╔══

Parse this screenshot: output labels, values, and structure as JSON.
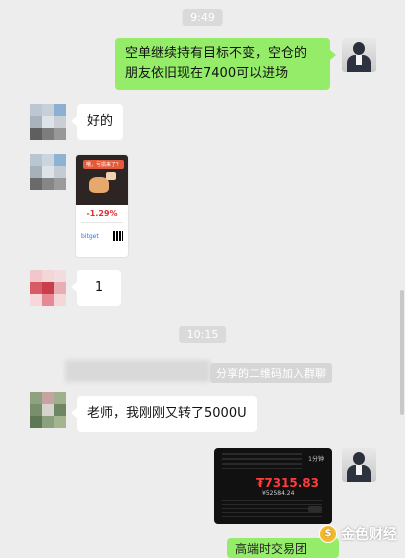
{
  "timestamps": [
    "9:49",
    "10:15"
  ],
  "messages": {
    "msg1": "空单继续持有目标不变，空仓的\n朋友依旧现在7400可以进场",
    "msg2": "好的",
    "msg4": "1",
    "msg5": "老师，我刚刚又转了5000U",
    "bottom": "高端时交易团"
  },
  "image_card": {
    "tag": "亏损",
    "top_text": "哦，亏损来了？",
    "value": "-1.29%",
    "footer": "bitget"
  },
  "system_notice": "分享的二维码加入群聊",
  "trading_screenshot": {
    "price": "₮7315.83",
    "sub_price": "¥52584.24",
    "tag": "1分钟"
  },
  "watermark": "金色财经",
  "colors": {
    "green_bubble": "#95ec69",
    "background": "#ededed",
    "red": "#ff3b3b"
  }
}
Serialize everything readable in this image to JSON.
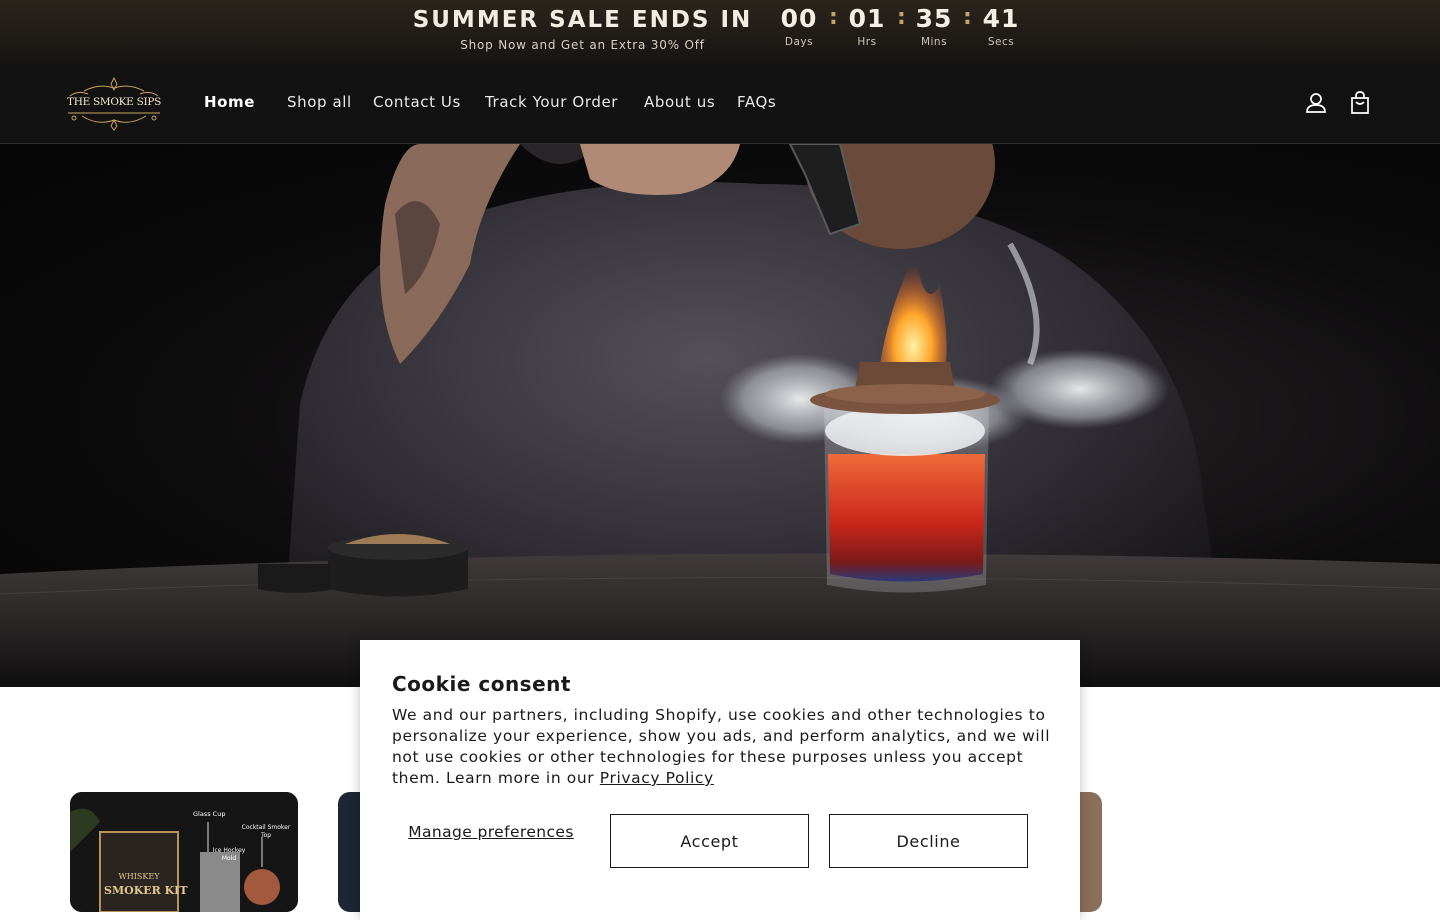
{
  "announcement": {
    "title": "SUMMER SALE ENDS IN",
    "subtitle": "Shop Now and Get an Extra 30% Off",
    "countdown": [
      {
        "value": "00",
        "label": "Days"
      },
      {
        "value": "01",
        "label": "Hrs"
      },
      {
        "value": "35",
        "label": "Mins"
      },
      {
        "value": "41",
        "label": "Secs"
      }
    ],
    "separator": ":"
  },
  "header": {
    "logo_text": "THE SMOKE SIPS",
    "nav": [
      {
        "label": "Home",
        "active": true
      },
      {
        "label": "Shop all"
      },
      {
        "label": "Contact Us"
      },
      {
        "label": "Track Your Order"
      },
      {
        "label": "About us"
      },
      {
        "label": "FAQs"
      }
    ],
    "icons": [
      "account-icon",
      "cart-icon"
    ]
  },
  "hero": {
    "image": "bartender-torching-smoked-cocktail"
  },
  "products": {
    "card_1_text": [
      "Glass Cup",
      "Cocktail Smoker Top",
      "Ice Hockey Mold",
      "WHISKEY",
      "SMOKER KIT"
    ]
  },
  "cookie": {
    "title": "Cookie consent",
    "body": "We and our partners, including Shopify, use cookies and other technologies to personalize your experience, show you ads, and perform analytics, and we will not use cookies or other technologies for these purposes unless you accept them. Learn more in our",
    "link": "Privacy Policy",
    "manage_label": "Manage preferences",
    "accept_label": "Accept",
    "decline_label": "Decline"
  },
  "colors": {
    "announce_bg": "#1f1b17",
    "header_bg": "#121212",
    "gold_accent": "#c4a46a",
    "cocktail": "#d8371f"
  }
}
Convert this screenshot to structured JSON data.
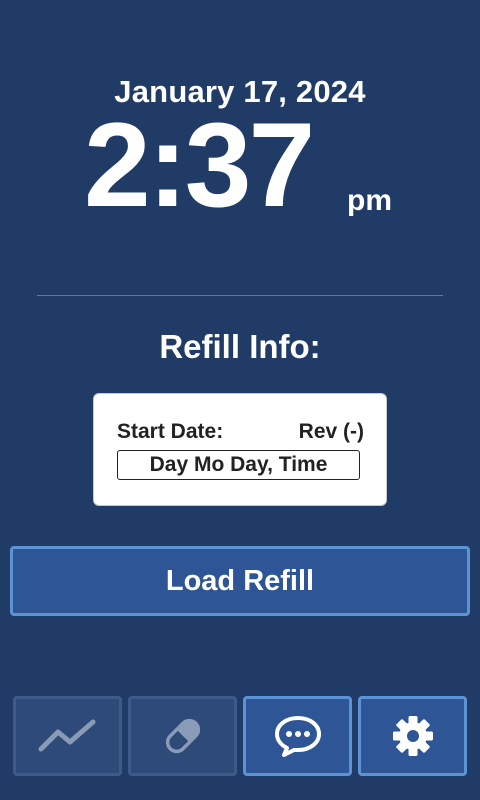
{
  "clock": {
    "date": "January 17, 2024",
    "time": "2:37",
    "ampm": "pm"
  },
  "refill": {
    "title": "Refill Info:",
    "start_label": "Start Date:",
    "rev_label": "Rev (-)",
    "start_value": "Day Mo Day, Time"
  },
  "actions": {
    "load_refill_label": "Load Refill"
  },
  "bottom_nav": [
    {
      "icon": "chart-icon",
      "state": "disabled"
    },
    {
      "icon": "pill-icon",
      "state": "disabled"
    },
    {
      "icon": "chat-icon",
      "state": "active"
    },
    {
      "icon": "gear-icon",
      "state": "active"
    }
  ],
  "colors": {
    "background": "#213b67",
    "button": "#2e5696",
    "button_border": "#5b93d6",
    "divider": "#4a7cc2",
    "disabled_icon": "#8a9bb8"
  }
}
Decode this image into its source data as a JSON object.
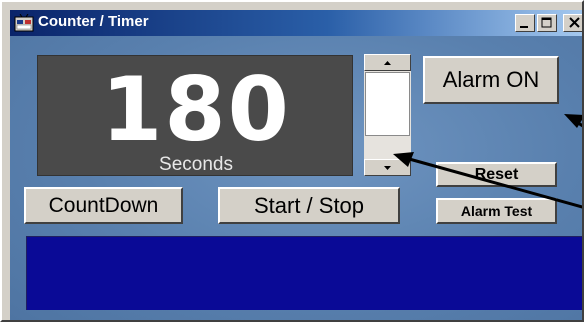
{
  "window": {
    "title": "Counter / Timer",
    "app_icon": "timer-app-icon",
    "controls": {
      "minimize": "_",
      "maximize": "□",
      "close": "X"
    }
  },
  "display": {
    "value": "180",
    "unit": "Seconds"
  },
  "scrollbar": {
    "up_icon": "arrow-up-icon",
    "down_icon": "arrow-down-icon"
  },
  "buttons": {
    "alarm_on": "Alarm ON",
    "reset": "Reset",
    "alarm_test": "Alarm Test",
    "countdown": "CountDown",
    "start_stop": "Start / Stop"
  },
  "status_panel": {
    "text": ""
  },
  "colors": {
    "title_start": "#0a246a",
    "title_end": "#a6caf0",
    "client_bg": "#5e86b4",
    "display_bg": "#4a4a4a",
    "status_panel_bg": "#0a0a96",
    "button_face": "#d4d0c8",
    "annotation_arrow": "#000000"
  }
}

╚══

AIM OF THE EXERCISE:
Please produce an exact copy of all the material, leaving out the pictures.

EXERCISE RESULT:
Parse this screenshot: output labels, values, and structure as JSON.
{
  "timestamps": [
    "9:49",
    "10:15"
  ],
  "messages": {
    "msg1": "空单继续持有目标不变，空仓的\n朋友依旧现在7400可以进场",
    "msg2": "好的",
    "msg4": "1",
    "msg5": "老师，我刚刚又转了5000U",
    "bottom": "高端时交易团"
  },
  "image_card": {
    "tag": "亏损",
    "top_text": "哦，亏损来了？",
    "value": "-1.29%",
    "footer": "bitget"
  },
  "system_notice": "分享的二维码加入群聊",
  "trading_screenshot": {
    "price": "₮7315.83",
    "sub_price": "¥52584.24",
    "tag": "1分钟"
  },
  "watermark": "金色财经",
  "colors": {
    "green_bubble": "#95ec69",
    "background": "#ededed",
    "red": "#ff3b3b"
  }
}
Serialize everything readable in this image to JSON.
{
  "announcement": {
    "title": "SUMMER SALE ENDS IN",
    "subtitle": "Shop Now and Get an Extra 30% Off",
    "countdown": [
      {
        "value": "00",
        "label": "Days"
      },
      {
        "value": "01",
        "label": "Hrs"
      },
      {
        "value": "35",
        "label": "Mins"
      },
      {
        "value": "41",
        "label": "Secs"
      }
    ],
    "separator": ":"
  },
  "header": {
    "logo_text": "THE SMOKE SIPS",
    "nav": [
      {
        "label": "Home",
        "active": true
      },
      {
        "label": "Shop all"
      },
      {
        "label": "Contact Us"
      },
      {
        "label": "Track Your Order"
      },
      {
        "label": "About us"
      },
      {
        "label": "FAQs"
      }
    ],
    "icons": [
      "account-icon",
      "cart-icon"
    ]
  },
  "hero": {
    "image": "bartender-torching-smoked-cocktail"
  },
  "products": {
    "card_1_text": [
      "Glass Cup",
      "Cocktail Smoker Top",
      "Ice Hockey Mold",
      "WHISKEY",
      "SMOKER KIT"
    ]
  },
  "cookie": {
    "title": "Cookie consent",
    "body": "We and our partners, including Shopify, use cookies and other technologies to personalize your experience, show you ads, and perform analytics, and we will not use cookies or other technologies for these purposes unless you accept them. Learn more in our",
    "link": "Privacy Policy",
    "manage_label": "Manage preferences",
    "accept_label": "Accept",
    "decline_label": "Decline"
  },
  "colors": {
    "announce_bg": "#1f1b17",
    "header_bg": "#121212",
    "gold_accent": "#c4a46a",
    "cocktail": "#d8371f"
  }
}
Convert this screenshot to structured JSON data.
{
  "clock": {
    "date": "January 17, 2024",
    "time": "2:37",
    "ampm": "pm"
  },
  "refill": {
    "title": "Refill Info:",
    "start_label": "Start Date:",
    "rev_label": "Rev (-)",
    "start_value": "Day Mo Day, Time"
  },
  "actions": {
    "load_refill_label": "Load Refill"
  },
  "bottom_nav": [
    {
      "icon": "chart-icon",
      "state": "disabled"
    },
    {
      "icon": "pill-icon",
      "state": "disabled"
    },
    {
      "icon": "chat-icon",
      "state": "active"
    },
    {
      "icon": "gear-icon",
      "state": "active"
    }
  ],
  "colors": {
    "background": "#213b67",
    "button": "#2e5696",
    "button_border": "#5b93d6",
    "divider": "#4a7cc2",
    "disabled_icon": "#8a9bb8"
  }
}
Decode this image into its source data as a JSON object.
{
  "window": {
    "title": "Counter / Timer",
    "app_icon": "timer-app-icon",
    "controls": {
      "minimize": "_",
      "maximize": "□",
      "close": "X"
    }
  },
  "display": {
    "value": "180",
    "unit": "Seconds"
  },
  "scrollbar": {
    "up_icon": "arrow-up-icon",
    "down_icon": "arrow-down-icon"
  },
  "buttons": {
    "alarm_on": "Alarm ON",
    "reset": "Reset",
    "alarm_test": "Alarm Test",
    "countdown": "CountDown",
    "start_stop": "Start / Stop"
  },
  "status_panel": {
    "text": ""
  },
  "colors": {
    "title_start": "#0a246a",
    "title_end": "#a6caf0",
    "client_bg": "#5e86b4",
    "display_bg": "#4a4a4a",
    "status_panel_bg": "#0a0a96",
    "button_face": "#d4d0c8",
    "annotation_arrow": "#000000"
  }
}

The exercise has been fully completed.